◆ Work to be completed:
For this exercise, restate the records word for word.

◆ Dataset extract:
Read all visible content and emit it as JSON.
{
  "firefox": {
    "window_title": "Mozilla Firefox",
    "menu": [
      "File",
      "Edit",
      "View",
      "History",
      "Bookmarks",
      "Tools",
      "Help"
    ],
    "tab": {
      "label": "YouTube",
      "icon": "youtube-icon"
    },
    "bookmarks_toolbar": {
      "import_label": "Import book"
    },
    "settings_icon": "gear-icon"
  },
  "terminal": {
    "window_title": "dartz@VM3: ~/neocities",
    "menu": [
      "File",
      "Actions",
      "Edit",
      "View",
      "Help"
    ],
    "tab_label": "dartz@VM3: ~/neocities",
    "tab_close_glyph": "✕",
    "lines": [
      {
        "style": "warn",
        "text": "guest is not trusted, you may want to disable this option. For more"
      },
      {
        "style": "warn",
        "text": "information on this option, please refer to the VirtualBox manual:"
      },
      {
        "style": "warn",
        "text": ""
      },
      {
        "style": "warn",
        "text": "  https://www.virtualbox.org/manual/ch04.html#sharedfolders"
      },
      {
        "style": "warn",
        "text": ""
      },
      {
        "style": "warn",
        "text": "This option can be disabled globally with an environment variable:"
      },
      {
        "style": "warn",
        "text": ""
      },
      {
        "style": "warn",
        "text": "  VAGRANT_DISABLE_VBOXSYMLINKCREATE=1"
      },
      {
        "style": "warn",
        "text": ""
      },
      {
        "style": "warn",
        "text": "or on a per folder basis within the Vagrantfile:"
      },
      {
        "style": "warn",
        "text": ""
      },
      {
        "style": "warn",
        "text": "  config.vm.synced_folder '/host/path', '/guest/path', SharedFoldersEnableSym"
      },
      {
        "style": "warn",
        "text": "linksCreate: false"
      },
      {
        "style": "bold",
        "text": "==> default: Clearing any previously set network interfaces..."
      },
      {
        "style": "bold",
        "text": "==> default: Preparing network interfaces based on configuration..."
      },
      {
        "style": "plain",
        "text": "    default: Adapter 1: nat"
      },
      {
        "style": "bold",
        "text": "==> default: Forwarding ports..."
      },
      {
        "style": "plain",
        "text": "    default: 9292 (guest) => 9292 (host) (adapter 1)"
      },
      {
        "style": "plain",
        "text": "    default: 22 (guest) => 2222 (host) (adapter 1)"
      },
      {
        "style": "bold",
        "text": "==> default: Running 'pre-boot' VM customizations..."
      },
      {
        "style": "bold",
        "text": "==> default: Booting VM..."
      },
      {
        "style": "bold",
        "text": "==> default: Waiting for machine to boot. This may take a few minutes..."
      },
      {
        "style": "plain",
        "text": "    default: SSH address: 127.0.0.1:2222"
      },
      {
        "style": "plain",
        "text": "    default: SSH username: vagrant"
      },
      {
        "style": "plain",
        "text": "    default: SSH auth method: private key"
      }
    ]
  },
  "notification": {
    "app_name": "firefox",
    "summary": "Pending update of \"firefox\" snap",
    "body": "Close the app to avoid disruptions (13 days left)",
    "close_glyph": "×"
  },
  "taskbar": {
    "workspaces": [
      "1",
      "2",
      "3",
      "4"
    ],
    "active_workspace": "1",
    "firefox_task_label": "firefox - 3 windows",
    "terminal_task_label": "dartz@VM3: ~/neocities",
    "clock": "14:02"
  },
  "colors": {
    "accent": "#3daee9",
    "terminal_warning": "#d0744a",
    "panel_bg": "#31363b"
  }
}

◆ Exercise response:
Read all visible content and emit it as JSON.
{
  "firefox": {
    "window_title": "Mozilla Firefox",
    "menu": [
      "File",
      "Edit",
      "View",
      "History",
      "Bookmarks",
      "Tools",
      "Help"
    ],
    "tab": {
      "label": "YouTube",
      "icon": "youtube-icon"
    },
    "bookmarks_toolbar": {
      "import_label": "Import book"
    },
    "settings_icon": "gear-icon"
  },
  "terminal": {
    "window_title": "dartz@VM3: ~/neocities",
    "menu": [
      "File",
      "Actions",
      "Edit",
      "View",
      "Help"
    ],
    "tab_label": "dartz@VM3: ~/neocities",
    "tab_close_glyph": "✕",
    "lines": [
      {
        "style": "warn",
        "text": "guest is not trusted, you may want to disable this option. For more"
      },
      {
        "style": "warn",
        "text": "information on this option, please refer to the VirtualBox manual:"
      },
      {
        "style": "warn",
        "text": ""
      },
      {
        "style": "warn",
        "text": "  https://www.virtualbox.org/manual/ch04.html#sharedfolders"
      },
      {
        "style": "warn",
        "text": ""
      },
      {
        "style": "warn",
        "text": "This option can be disabled globally with an environment variable:"
      },
      {
        "style": "warn",
        "text": ""
      },
      {
        "style": "warn",
        "text": "  VAGRANT_DISABLE_VBOXSYMLINKCREATE=1"
      },
      {
        "style": "warn",
        "text": ""
      },
      {
        "style": "warn",
        "text": "or on a per folder basis within the Vagrantfile:"
      },
      {
        "style": "warn",
        "text": ""
      },
      {
        "style": "warn",
        "text": "  config.vm.synced_folder '/host/path', '/guest/path', SharedFoldersEnableSym"
      },
      {
        "style": "warn",
        "text": "linksCreate: false"
      },
      {
        "style": "bold",
        "text": "==> default: Clearing any previously set network interfaces..."
      },
      {
        "style": "bold",
        "text": "==> default: Preparing network interfaces based on configuration..."
      },
      {
        "style": "plain",
        "text": "    default: Adapter 1: nat"
      },
      {
        "style": "bold",
        "text": "==> default: Forwarding ports..."
      },
      {
        "style": "plain",
        "text": "    default: 9292 (guest) => 9292 (host) (adapter 1)"
      },
      {
        "style": "plain",
        "text": "    default: 22 (guest) => 2222 (host) (adapter 1)"
      },
      {
        "style": "bold",
        "text": "==> default: Running 'pre-boot' VM customizations..."
      },
      {
        "style": "bold",
        "text": "==> default: Booting VM..."
      },
      {
        "style": "bold",
        "text": "==> default: Waiting for machine to boot. This may take a few minutes..."
      },
      {
        "style": "plain",
        "text": "    default: SSH address: 127.0.0.1:2222"
      },
      {
        "style": "plain",
        "text": "    default: SSH username: vagrant"
      },
      {
        "style": "plain",
        "text": "    default: SSH auth method: private key"
      }
    ]
  },
  "notification": {
    "app_name": "firefox",
    "summary": "Pending update of \"firefox\" snap",
    "body": "Close the app to avoid disruptions (13 days left)",
    "close_glyph": "×"
  },
  "taskbar": {
    "workspaces": [
      "1",
      "2",
      "3",
      "4"
    ],
    "active_workspace": "1",
    "firefox_task_label": "firefox - 3 windows",
    "terminal_task_label": "dartz@VM3: ~/neocities",
    "clock": "14:02"
  },
  "colors": {
    "accent": "#3daee9",
    "terminal_warning": "#d0744a",
    "panel_bg": "#31363b"
  }
}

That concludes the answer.